No. On the contrary, it broadened my idea of life. It is so easy to get carried away by the idea that Catholics are “right” and Protestants are “wrong”. There is a lot of hatred and bitterness. I have a lot of empathy for the Protestants there because they don’t have the same historical richness as the Catholics there. If we need to live in one place, we have to live and let live.
Video of the day
To what or to whom do you attribute your creativity?
I think I got down to writing and being creative because I saw that there were so many sides to things and I wanted to explore them all.
I have a lot of empathy.
How did your father inspire you?
He’s a singer-songwriter but he has a more stable job. He became director of a behavioral unit in Northern Ireland for children who have been expelled from school. He always sees the other side of things and says, “There’s a reason they’re like this.
How did high school go?
I was harassed verbally and physically. It was horrible. I’m not very feminine and used to stand with my legs wide apart. I think in rural areas people like to put you in boxes. They are afraid of something different.
Why are you an actor?
I want to study why we are the way we are.
Why did you move to London?
It was cheaper to live there than in Dublin.
Explain your journey to realize that you are not binary.
I am fairly masculine and growing up I have always been drawn to women. I went out and told everyone I was a lesbian. But then I didn’t feel comfortable. Then I started seeing a trans person who has female anatomy. It was right. Now I am nonbinary, gender fluent and my pronouns are “she” and “they”. Sexuality and identity are two different things. It is a specter.
Best advice given?
While in lockdown I worked as a community caregiver for the elderly in Northern Ireland. I would help them at home. A 95-year-old lady said to me: “As long as you still have your body, take a lot of nudes. And learn to love your body for what it is.
The best advice you give?
What drives you?
Has the Covid changed you?
It made me realize that life is a parallel line and not something you have to climb. I had just graduated with a bachelor’s degree in drama and suddenly it all stopped. But working as a community caregiver was so rewarding.

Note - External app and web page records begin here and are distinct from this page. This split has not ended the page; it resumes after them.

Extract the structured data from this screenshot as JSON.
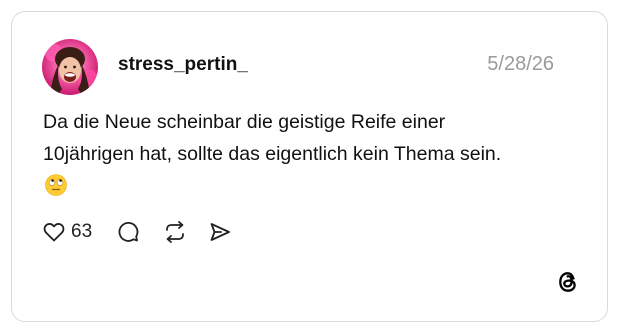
{
  "post": {
    "username": "stress_pertin_",
    "date": "5/28/26",
    "text": "Da die Neue scheinbar die geistige Reife einer 10jährigen hat, sollte das eigentlich kein Thema sein.",
    "emoji": "eye-roll-emoji",
    "likes": "63"
  },
  "icons": {
    "like": "heart-icon",
    "reply": "comment-icon",
    "repost": "repost-icon",
    "share": "send-icon",
    "brand": "threads-logo"
  },
  "colors": {
    "text": "#111111",
    "muted": "#9a9a9a",
    "border": "#dadada"
  }
}
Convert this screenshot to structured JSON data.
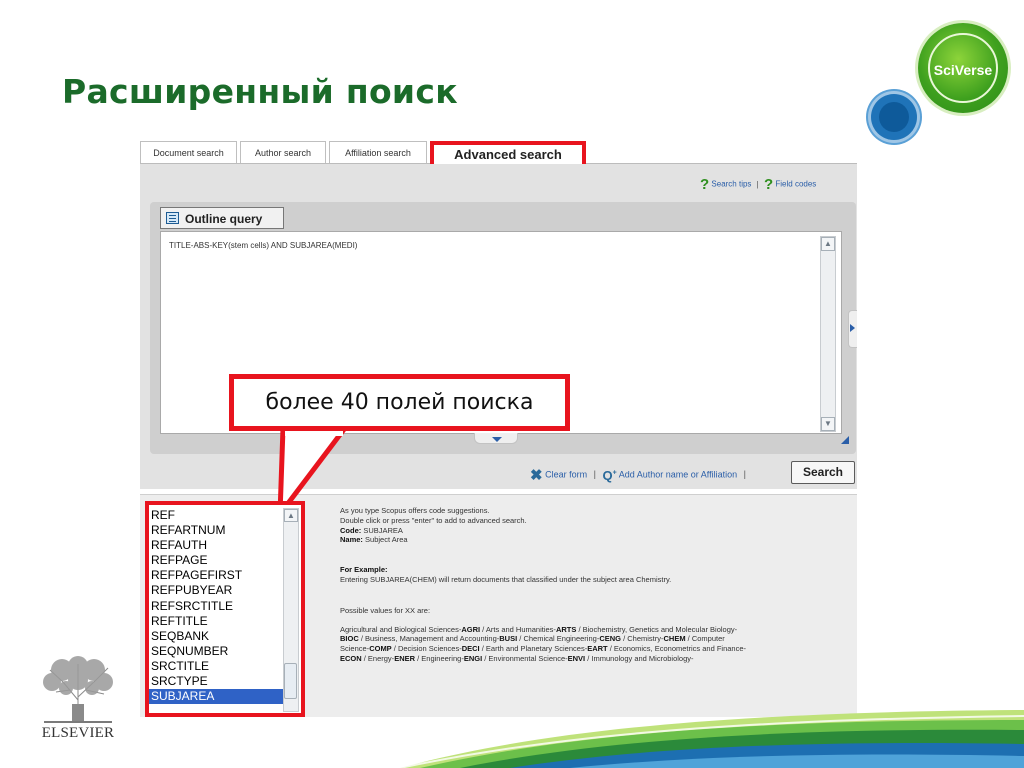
{
  "slide": {
    "title": "Расширенный поиск",
    "callout": "более 40 полей поиска"
  },
  "logo": {
    "name": "SciVerse"
  },
  "publisher": {
    "name": "ELSEVIER"
  },
  "tabs": [
    {
      "label": "Document search"
    },
    {
      "label": "Author search"
    },
    {
      "label": "Affiliation search"
    },
    {
      "label": "Advanced search",
      "active": true
    }
  ],
  "tips": {
    "search_tips": "Search tips",
    "separator": "|",
    "field_codes": "Field codes"
  },
  "query": {
    "outline_label": "Outline query",
    "value": "TITLE-ABS-KEY(stem cells) AND SUBJAREA(MEDI)"
  },
  "actions": {
    "clear": "Clear form",
    "separator": "|",
    "add_author": "Add Author name or Affiliation",
    "search": "Search"
  },
  "field_list": {
    "items": [
      "REF",
      "REFARTNUM",
      "REFAUTH",
      "REFPAGE",
      "REFPAGEFIRST",
      "REFPUBYEAR",
      "REFSRCTITLE",
      "REFTITLE",
      "SEQBANK",
      "SEQNUMBER",
      "SRCTITLE",
      "SRCTYPE",
      "SUBJAREA"
    ],
    "selected": "SUBJAREA"
  },
  "help": {
    "line1": "As you type Scopus offers code suggestions.",
    "line2": "Double click or press \"enter\" to add to advanced search.",
    "code_label": "Code:",
    "code_value": "SUBJAREA",
    "name_label": "Name:",
    "name_value": "Subject Area",
    "example_title": "For Example:",
    "example_text": "Entering SUBJAREA(CHEM) will return documents that classified under the subject area Chemistry.",
    "possible": "Possible values for XX are:",
    "values_text": [
      {
        "t": "Agricultural and Biological Sciences-"
      },
      {
        "b": "AGRI"
      },
      {
        "t": " / Arts and Humanities-"
      },
      {
        "b": "ARTS"
      },
      {
        "t": " / Biochemistry, Genetics and Molecular Biology-"
      },
      {
        "b": "BIOC"
      },
      {
        "t": " / Business, Management and Accounting-"
      },
      {
        "b": "BUSI"
      },
      {
        "t": " / Chemical Engineering-"
      },
      {
        "b": "CENG"
      },
      {
        "t": " / Chemistry-"
      },
      {
        "b": "CHEM"
      },
      {
        "t": " / Computer Science-"
      },
      {
        "b": "COMP"
      },
      {
        "t": " / Decision Sciences-"
      },
      {
        "b": "DECI"
      },
      {
        "t": " / Earth and Planetary Sciences-"
      },
      {
        "b": "EART"
      },
      {
        "t": " / Economics, Econometrics and Finance-"
      },
      {
        "b": "ECON"
      },
      {
        "t": " / Energy-"
      },
      {
        "b": "ENER"
      },
      {
        "t": " / Engineering-"
      },
      {
        "b": "ENGI"
      },
      {
        "t": " / Environmental Science-"
      },
      {
        "b": "ENVI"
      },
      {
        "t": " / Immunology and Microbiology-"
      }
    ]
  }
}
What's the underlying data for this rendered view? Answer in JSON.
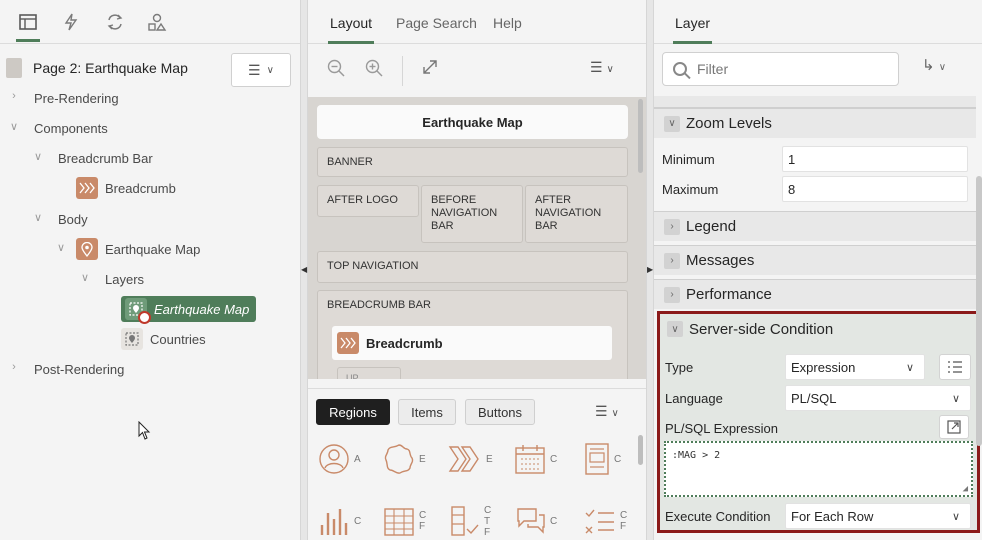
{
  "left": {
    "top_icons": [
      "page-tree-icon",
      "dynamic-actions-icon",
      "processing-icon",
      "shared-components-icon"
    ],
    "page_title": "Page 2: Earthquake Map",
    "tree": {
      "pre_rendering": "Pre-Rendering",
      "components": "Components",
      "breadcrumb_bar": "Breadcrumb Bar",
      "breadcrumb": "Breadcrumb",
      "body": "Body",
      "earthquake_map_region": "Earthquake Map",
      "layers": "Layers",
      "layer_earthquake": "Earthquake Map",
      "layer_countries": "Countries",
      "post_rendering": "Post-Rendering"
    }
  },
  "middle": {
    "tabs": [
      "Layout",
      "Page Search",
      "Help"
    ],
    "active_tab": "Layout",
    "canvas": {
      "title": "Earthquake Map",
      "banner": "BANNER",
      "after_logo": "AFTER LOGO",
      "before_navigation_bar": "BEFORE NAVIGATION BAR",
      "after_navigation_bar": "AFTER NAVIGATION BAR",
      "top_navigation": "TOP NAVIGATION",
      "breadcrumb_bar": "BREADCRUMB BAR",
      "breadcrumb_card": "Breadcrumb",
      "cut_slot": "UP"
    },
    "gallery": {
      "tabs": [
        "Regions",
        "Items",
        "Buttons"
      ],
      "active_tab": "Regions",
      "row1_labels": [
        "A",
        "E",
        "E",
        "C",
        "C"
      ],
      "row2_labels": [
        "C",
        "C F",
        "C T F",
        "C",
        "C F"
      ]
    }
  },
  "right": {
    "tab": "Layer",
    "filter_placeholder": "Filter",
    "sections": {
      "zoom_levels": "Zoom Levels",
      "legend": "Legend",
      "messages": "Messages",
      "performance": "Performance",
      "server_side_condition": "Server-side Condition"
    },
    "zoom": {
      "minimum_label": "Minimum",
      "minimum_value": "1",
      "maximum_label": "Maximum",
      "maximum_value": "8"
    },
    "ssc": {
      "type_label": "Type",
      "type_value": "Expression",
      "language_label": "Language",
      "language_value": "PL/SQL",
      "expression_label": "PL/SQL Expression",
      "expression_value": ":MAG > 2",
      "execute_label": "Execute Condition",
      "execute_value": "For Each Row"
    },
    "colors": {
      "accent_green": "#4f7d5a",
      "highlight_border": "#8b1a1a"
    }
  }
}
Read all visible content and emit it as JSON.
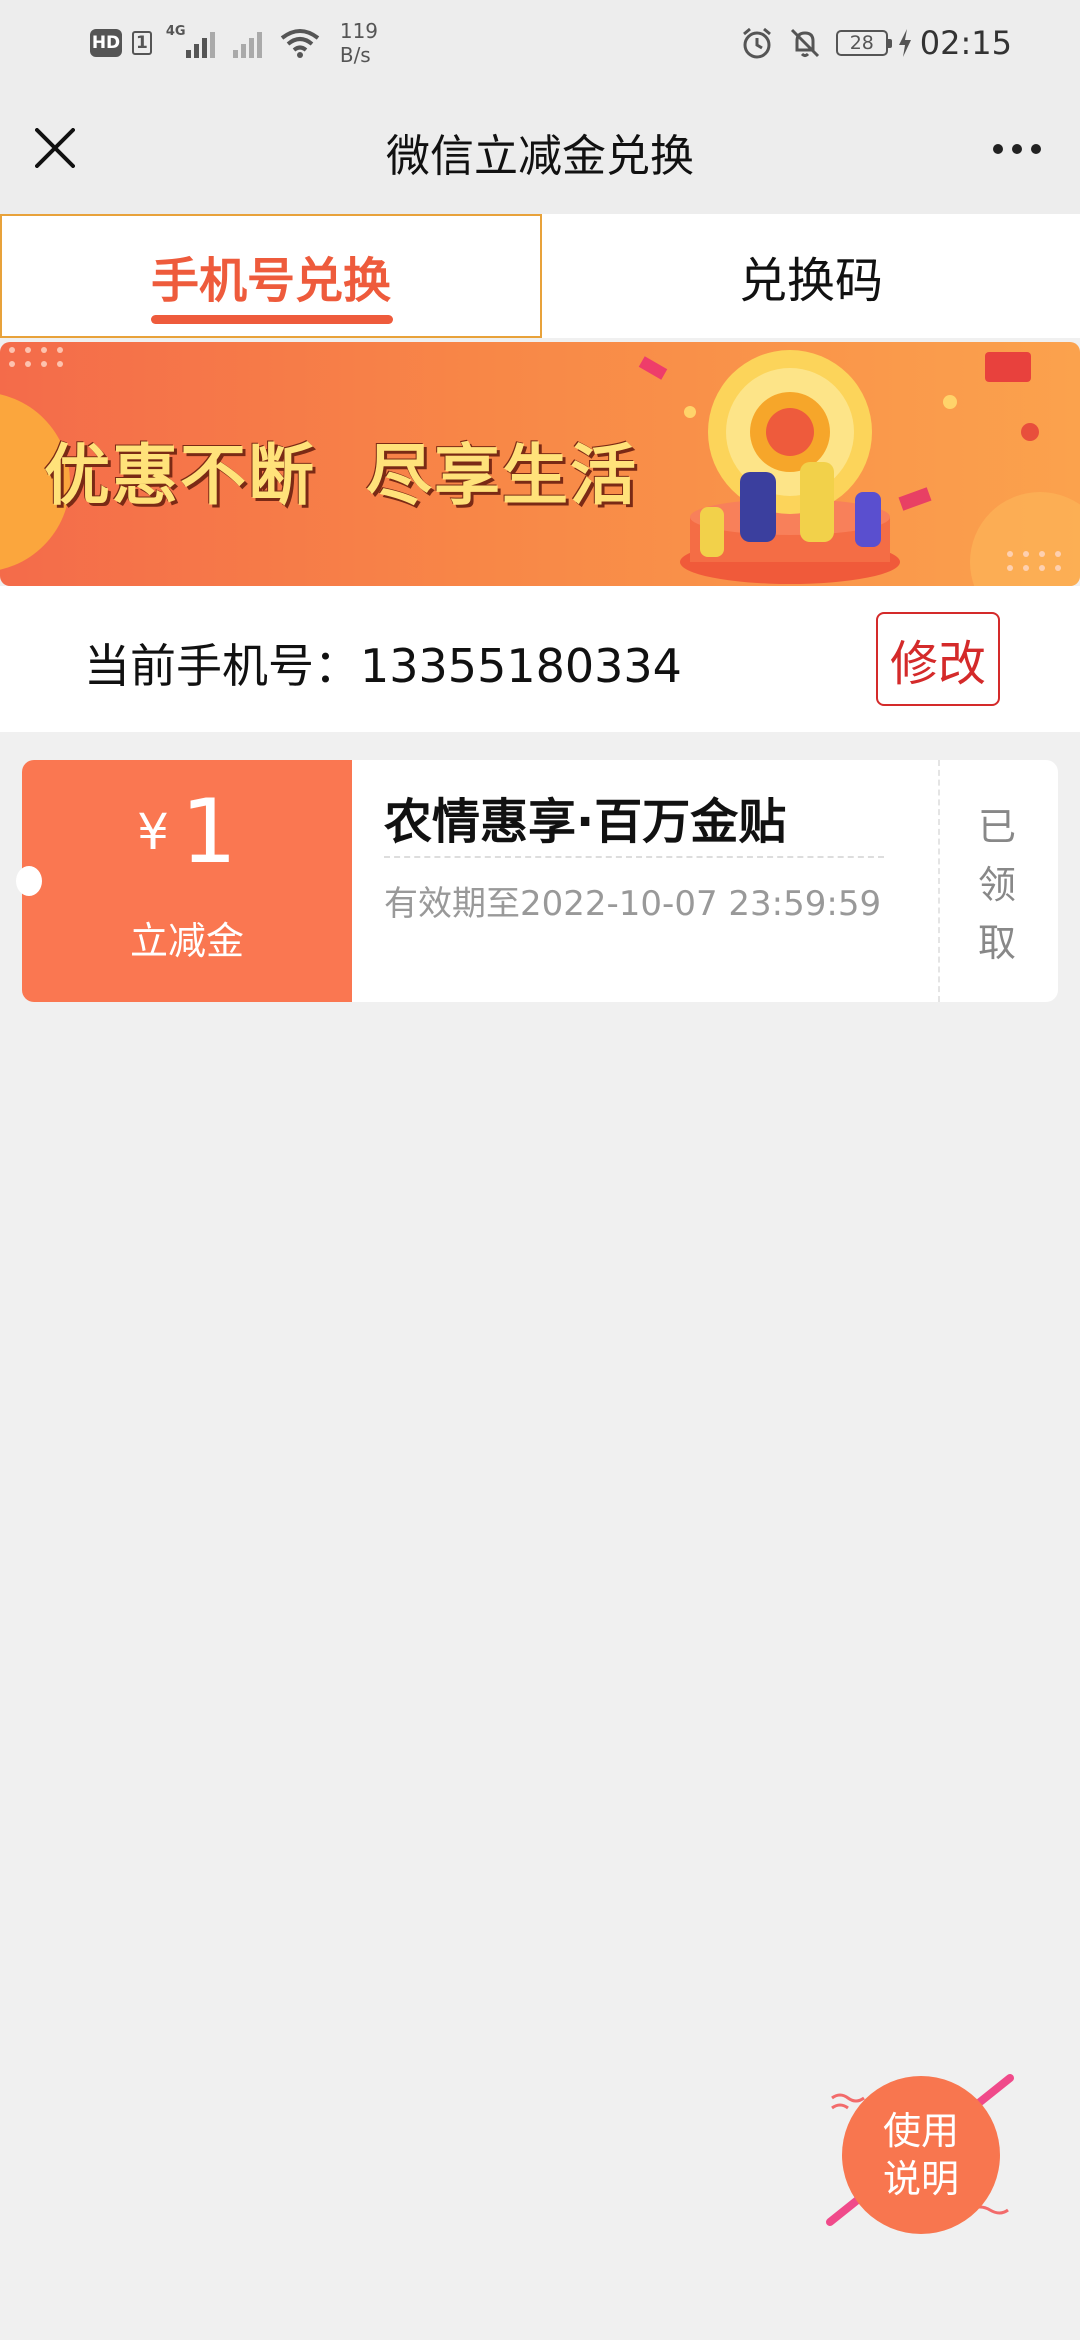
{
  "status_bar": {
    "hd_label": "HD",
    "sim_label": "1",
    "network_label": "4G",
    "speed_value": "119",
    "speed_unit": "B/s",
    "battery_level": "28",
    "time": "02:15"
  },
  "title_bar": {
    "title": "微信立减金兑换"
  },
  "tabs": [
    {
      "label": "手机号兑换",
      "active": true
    },
    {
      "label": "兑换码",
      "active": false
    }
  ],
  "banner": {
    "slogan": "优惠不断  尽享生活"
  },
  "phone": {
    "label": "当前手机号：13355180334",
    "edit_label": "修改"
  },
  "coupons": [
    {
      "currency_symbol": "¥",
      "amount": "1",
      "type_label": "立减金",
      "title": "农情惠享·百万金贴",
      "expiry": "有效期至2022-10-07 23:59:59",
      "status_chars": [
        "已",
        "领",
        "取"
      ]
    }
  ],
  "help_button": {
    "line1": "使用",
    "line2": "说明"
  },
  "colors": {
    "accent": "#ee5b3c",
    "coupon_left": "#fa7751",
    "edit_red": "#d42a2a",
    "tab_border": "#e8a23a",
    "background": "#f0f0f0"
  }
}
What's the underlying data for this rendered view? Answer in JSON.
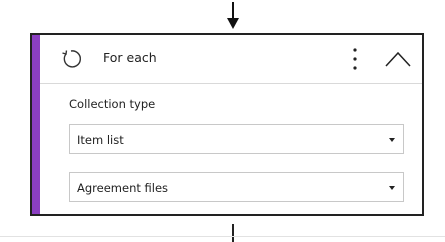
{
  "card": {
    "title": "For each",
    "accent_color": "#8b3fc2",
    "icons": {
      "loop": "loop-arrow-icon",
      "more": "vertical-ellipsis-icon",
      "collapse": "chevron-up-icon"
    }
  },
  "fields": {
    "collection_type_label": "Collection type",
    "collection_type_value": "Item list",
    "source_value": "Agreement files"
  }
}
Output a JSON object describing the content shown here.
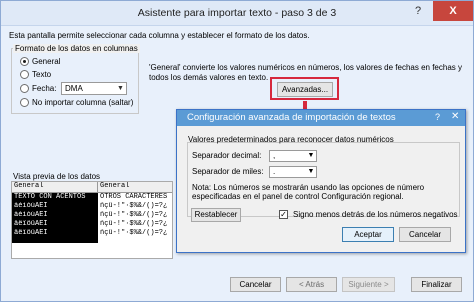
{
  "main_dialog": {
    "title": "Asistente para importar texto - paso 3 de 3",
    "help_label": "?",
    "close_label": "X",
    "intro": "Esta pantalla permite seleccionar cada columna y establecer el formato de los datos.",
    "format_group": {
      "title": "Formato de los datos en columnas",
      "options": [
        {
          "label": "General",
          "checked": true
        },
        {
          "label": "Texto",
          "checked": false
        },
        {
          "label": "Fecha:",
          "checked": false
        },
        {
          "label": "No importar columna (saltar)",
          "checked": false
        }
      ],
      "date_format": "DMA"
    },
    "description": "'General' convierte los valores numéricos en números, los valores de fechas en fechas y todos los demás valores en texto.",
    "advanced_button": "Avanzadas...",
    "preview": {
      "title": "Vista previa de los datos",
      "headers": [
        "General",
        "General"
      ],
      "col1_rows": [
        "TEXTO CON ACENTOS",
        "áéíóúÁÉÍ",
        "àèìòùÀÈÌ",
        "äëïöüÄËÏ",
        "âêîôûÂÊÎ"
      ],
      "col2_rows": [
        "OTROS CARACTERES",
        "ñçü-!\"·$%&/()=?¿",
        "ñçü-!\"·$%&/()=?¿",
        "ñçü-!\"·$%&/()=?¿",
        "ñçü-!\"·$%&/()=?¿"
      ]
    },
    "footer": {
      "cancel": "Cancelar",
      "back": "< Atrás",
      "next": "Siguiente >",
      "finish": "Finalizar"
    }
  },
  "advanced_dialog": {
    "title": "Configuración avanzada de importación de textos",
    "help_label": "?",
    "close_label": "✕",
    "group_title": "Valores predeterminados para reconocer datos numéricos",
    "decimal_label": "Separador decimal:",
    "decimal_value": ",",
    "thousands_label": "Separador de miles:",
    "thousands_value": ".",
    "note": "Nota: Los números se mostrarán usando las opciones de número especificadas en el panel de control Configuración regional.",
    "reset_button": "Restablecer",
    "trailing_minus_label": "Signo menos detrás de los números negativos",
    "trailing_minus_checked": true,
    "accept_button": "Aceptar",
    "cancel_button": "Cancelar"
  },
  "colors": {
    "highlight": "#d6283d",
    "sub_titlebar": "#5b9bd5",
    "close_button": "#c7463d"
  }
}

Why do you say it was a privilege to take care of the elderly?
I have learned so much from them. When we go back far enough in Ireland, we see that the tribes had old people as leaders because they have lived so much. I was so inspired by them that I wrote a play about it, Sharing is loving.
Maura Bird stars as Kim in Michelle Read’s new play “Bang!” at Smock Alley Theater until Saturday as part of the Dublin Theater Festival; dublintheatfestival.fr